What to do: Could you reproduce all the entries under this sentence exactly, leaving the images aside?

Exercise data:
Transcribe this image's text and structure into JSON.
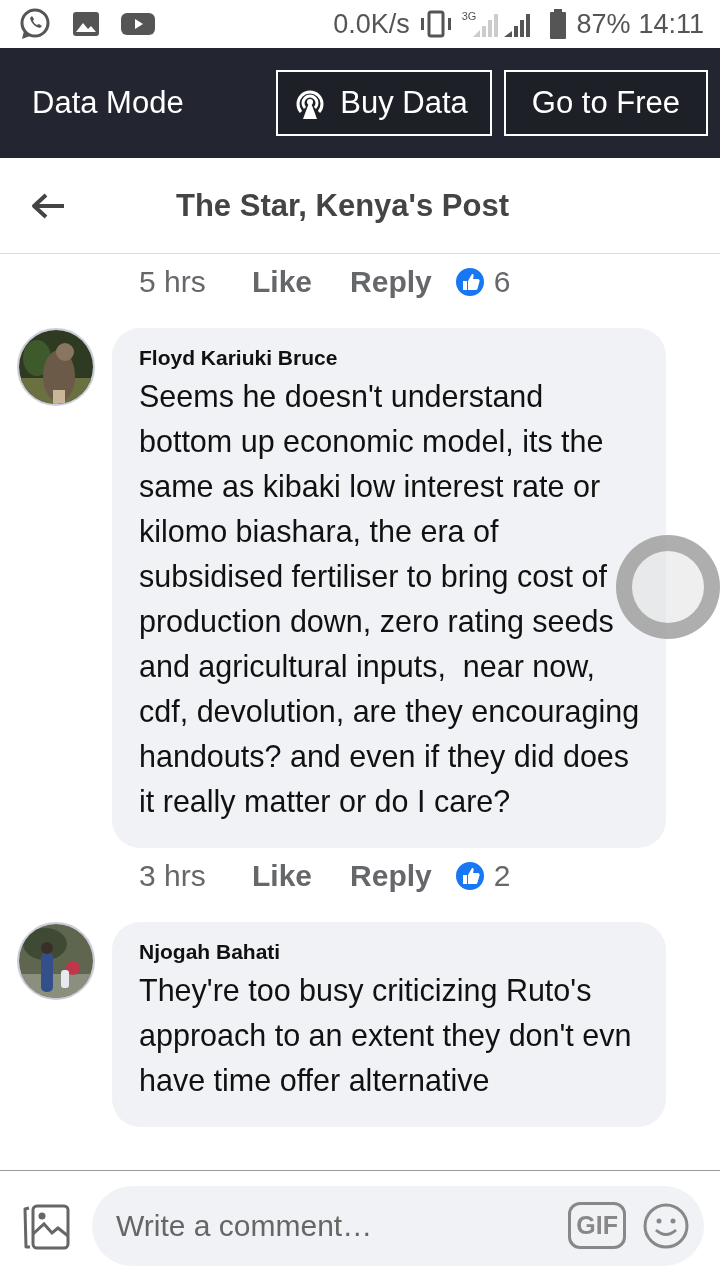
{
  "status_bar": {
    "speed": "0.0K/s",
    "network": "3G",
    "battery": "87%",
    "time": "14:11"
  },
  "data_mode_bar": {
    "label": "Data Mode",
    "buttons": [
      {
        "kind": "buy",
        "label": "Buy Data"
      },
      {
        "kind": "plain",
        "label": "Go to Free"
      }
    ]
  },
  "header": {
    "title": "The Star, Kenya's Post"
  },
  "top_meta": {
    "time": "5 hrs",
    "like": "Like",
    "reply": "Reply",
    "reactions": "6"
  },
  "comments": [
    {
      "author": "Floyd Kariuki Bruce",
      "text": "Seems he doesn't understand bottom up economic model, its the same as kibaki low interest rate or kilomo biashara, the era of subsidised fertiliser to bring cost of production down, zero rating seeds and agricultural inputs,  near now, cdf, devolution, are they encouraging handouts? and even if they did does it really matter or do I care?",
      "meta": {
        "time": "3 hrs",
        "like": "Like",
        "reply": "Reply",
        "reactions": "2"
      }
    },
    {
      "author": "Njogah Bahati",
      "text": "They're too busy criticizing Ruto's approach to an extent they don't evn have time offer alternative"
    }
  ],
  "composer": {
    "placeholder": "Write a comment…",
    "gif": "GIF"
  }
}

Response box:
Transcribe this image's text and structure into JSON.
{
  "status_bar": {
    "speed": "0.0K/s",
    "network": "3G",
    "battery": "87%",
    "time": "14:11"
  },
  "data_mode_bar": {
    "label": "Data Mode",
    "buttons": [
      {
        "kind": "buy",
        "label": "Buy Data"
      },
      {
        "kind": "plain",
        "label": "Go to Free"
      }
    ]
  },
  "header": {
    "title": "The Star, Kenya's Post"
  },
  "top_meta": {
    "time": "5 hrs",
    "like": "Like",
    "reply": "Reply",
    "reactions": "6"
  },
  "comments": [
    {
      "author": "Floyd Kariuki Bruce",
      "text": "Seems he doesn't understand bottom up economic model, its the same as kibaki low interest rate or kilomo biashara, the era of subsidised fertiliser to bring cost of production down, zero rating seeds and agricultural inputs,  near now, cdf, devolution, are they encouraging handouts? and even if they did does it really matter or do I care?",
      "meta": {
        "time": "3 hrs",
        "like": "Like",
        "reply": "Reply",
        "reactions": "2"
      }
    },
    {
      "author": "Njogah Bahati",
      "text": "They're too busy criticizing Ruto's approach to an extent they don't evn have time offer alternative"
    }
  ],
  "composer": {
    "placeholder": "Write a comment…",
    "gif": "GIF"
  }
}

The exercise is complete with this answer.